● **WHAT YOU ARE ASKED TO DO**
All of the records shown below need to be copied with no differences.

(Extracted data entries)
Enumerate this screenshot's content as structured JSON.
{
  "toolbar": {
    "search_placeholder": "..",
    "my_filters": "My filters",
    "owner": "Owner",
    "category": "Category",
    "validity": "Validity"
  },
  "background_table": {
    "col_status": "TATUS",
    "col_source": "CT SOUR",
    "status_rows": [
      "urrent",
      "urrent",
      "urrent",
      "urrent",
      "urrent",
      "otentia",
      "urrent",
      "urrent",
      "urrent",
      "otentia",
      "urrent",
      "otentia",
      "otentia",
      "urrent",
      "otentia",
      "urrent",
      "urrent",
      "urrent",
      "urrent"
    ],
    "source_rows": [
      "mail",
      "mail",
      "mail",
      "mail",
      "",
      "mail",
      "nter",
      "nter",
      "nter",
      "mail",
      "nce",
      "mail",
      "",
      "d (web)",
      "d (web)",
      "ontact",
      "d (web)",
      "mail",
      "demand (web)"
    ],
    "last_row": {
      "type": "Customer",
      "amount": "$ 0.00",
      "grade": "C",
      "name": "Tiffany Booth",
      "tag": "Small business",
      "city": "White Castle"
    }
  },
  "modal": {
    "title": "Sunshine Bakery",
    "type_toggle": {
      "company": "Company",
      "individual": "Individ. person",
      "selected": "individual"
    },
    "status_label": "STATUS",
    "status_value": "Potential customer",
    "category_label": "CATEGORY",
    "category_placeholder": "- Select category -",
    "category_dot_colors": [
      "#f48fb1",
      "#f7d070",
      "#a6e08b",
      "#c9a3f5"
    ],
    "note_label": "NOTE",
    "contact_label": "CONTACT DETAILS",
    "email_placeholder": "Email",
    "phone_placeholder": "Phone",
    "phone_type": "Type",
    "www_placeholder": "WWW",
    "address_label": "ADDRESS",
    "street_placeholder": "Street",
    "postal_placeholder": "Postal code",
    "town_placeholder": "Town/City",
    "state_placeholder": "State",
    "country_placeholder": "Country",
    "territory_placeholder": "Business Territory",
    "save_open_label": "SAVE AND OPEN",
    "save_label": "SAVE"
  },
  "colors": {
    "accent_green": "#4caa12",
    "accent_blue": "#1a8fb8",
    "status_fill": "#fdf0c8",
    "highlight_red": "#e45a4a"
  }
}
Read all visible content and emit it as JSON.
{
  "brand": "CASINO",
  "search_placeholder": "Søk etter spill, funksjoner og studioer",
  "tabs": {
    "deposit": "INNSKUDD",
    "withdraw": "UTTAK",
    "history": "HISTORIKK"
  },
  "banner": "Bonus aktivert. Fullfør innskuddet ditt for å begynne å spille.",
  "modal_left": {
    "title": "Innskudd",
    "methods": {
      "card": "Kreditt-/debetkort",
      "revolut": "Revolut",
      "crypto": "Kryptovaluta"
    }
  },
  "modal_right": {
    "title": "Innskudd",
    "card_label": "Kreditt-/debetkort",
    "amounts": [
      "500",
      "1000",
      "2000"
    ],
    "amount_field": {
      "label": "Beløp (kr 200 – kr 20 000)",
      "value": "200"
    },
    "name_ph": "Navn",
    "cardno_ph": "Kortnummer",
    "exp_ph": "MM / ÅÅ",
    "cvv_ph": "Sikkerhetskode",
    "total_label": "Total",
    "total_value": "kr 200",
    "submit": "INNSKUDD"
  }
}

● **REPLY TO THE EXERCISE**
Enumerate this screenshot's content as structured JSON.
{
  "toolbar": {
    "search_placeholder": "..",
    "my_filters": "My filters",
    "owner": "Owner",
    "category": "Category",
    "validity": "Validity"
  },
  "background_table": {
    "col_status": "TATUS",
    "col_source": "CT SOUR",
    "status_rows": [
      "urrent",
      "urrent",
      "urrent",
      "urrent",
      "urrent",
      "otentia",
      "urrent",
      "urrent",
      "urrent",
      "otentia",
      "urrent",
      "otentia",
      "otentia",
      "urrent",
      "otentia",
      "urrent",
      "urrent",
      "urrent",
      "urrent"
    ],
    "source_rows": [
      "mail",
      "mail",
      "mail",
      "mail",
      "",
      "mail",
      "nter",
      "nter",
      "nter",
      "mail",
      "nce",
      "mail",
      "",
      "d (web)",
      "d (web)",
      "ontact",
      "d (web)",
      "mail",
      "demand (web)"
    ],
    "last_row": {
      "type": "Customer",
      "amount": "$ 0.00",
      "grade": "C",
      "name": "Tiffany Booth",
      "tag": "Small business",
      "city": "White Castle"
    }
  },
  "modal": {
    "title": "Sunshine Bakery",
    "type_toggle": {
      "company": "Company",
      "individual": "Individ. person",
      "selected": "individual"
    },
    "status_label": "STATUS",
    "status_value": "Potential customer",
    "category_label": "CATEGORY",
    "category_placeholder": "- Select category -",
    "category_dot_colors": [
      "#f48fb1",
      "#f7d070",
      "#a6e08b",
      "#c9a3f5"
    ],
    "note_label": "NOTE",
    "contact_label": "CONTACT DETAILS",
    "email_placeholder": "Email",
    "phone_placeholder": "Phone",
    "phone_type": "Type",
    "www_placeholder": "WWW",
    "address_label": "ADDRESS",
    "street_placeholder": "Street",
    "postal_placeholder": "Postal code",
    "town_placeholder": "Town/City",
    "state_placeholder": "State",
    "country_placeholder": "Country",
    "territory_placeholder": "Business Territory",
    "save_open_label": "SAVE AND OPEN",
    "save_label": "SAVE"
  },
  "colors": {
    "accent_green": "#4caa12",
    "accent_blue": "#1a8fb8",
    "status_fill": "#fdf0c8",
    "highlight_red": "#e45a4a"
  }
}
Read all visible content and emit it as JSON.
{
  "brand": "CASINO",
  "search_placeholder": "Søk etter spill, funksjoner og studioer",
  "tabs": {
    "deposit": "INNSKUDD",
    "withdraw": "UTTAK",
    "history": "HISTORIKK"
  },
  "banner": "Bonus aktivert. Fullfør innskuddet ditt for å begynne å spille.",
  "modal_left": {
    "title": "Innskudd",
    "methods": {
      "card": "Kreditt-/debetkort",
      "revolut": "Revolut",
      "crypto": "Kryptovaluta"
    }
  },
  "modal_right": {
    "title": "Innskudd",
    "card_label": "Kreditt-/debetkort",
    "amounts": [
      "500",
      "1000",
      "2000"
    ],
    "amount_field": {
      "label": "Beløp (kr 200 – kr 20 000)",
      "value": "200"
    },
    "name_ph": "Navn",
    "cardno_ph": "Kortnummer",
    "exp_ph": "MM / ÅÅ",
    "cvv_ph": "Sikkerhetskode",
    "total_label": "Total",
    "total_value": "kr 200",
    "submit": "INNSKUDD"
  }
}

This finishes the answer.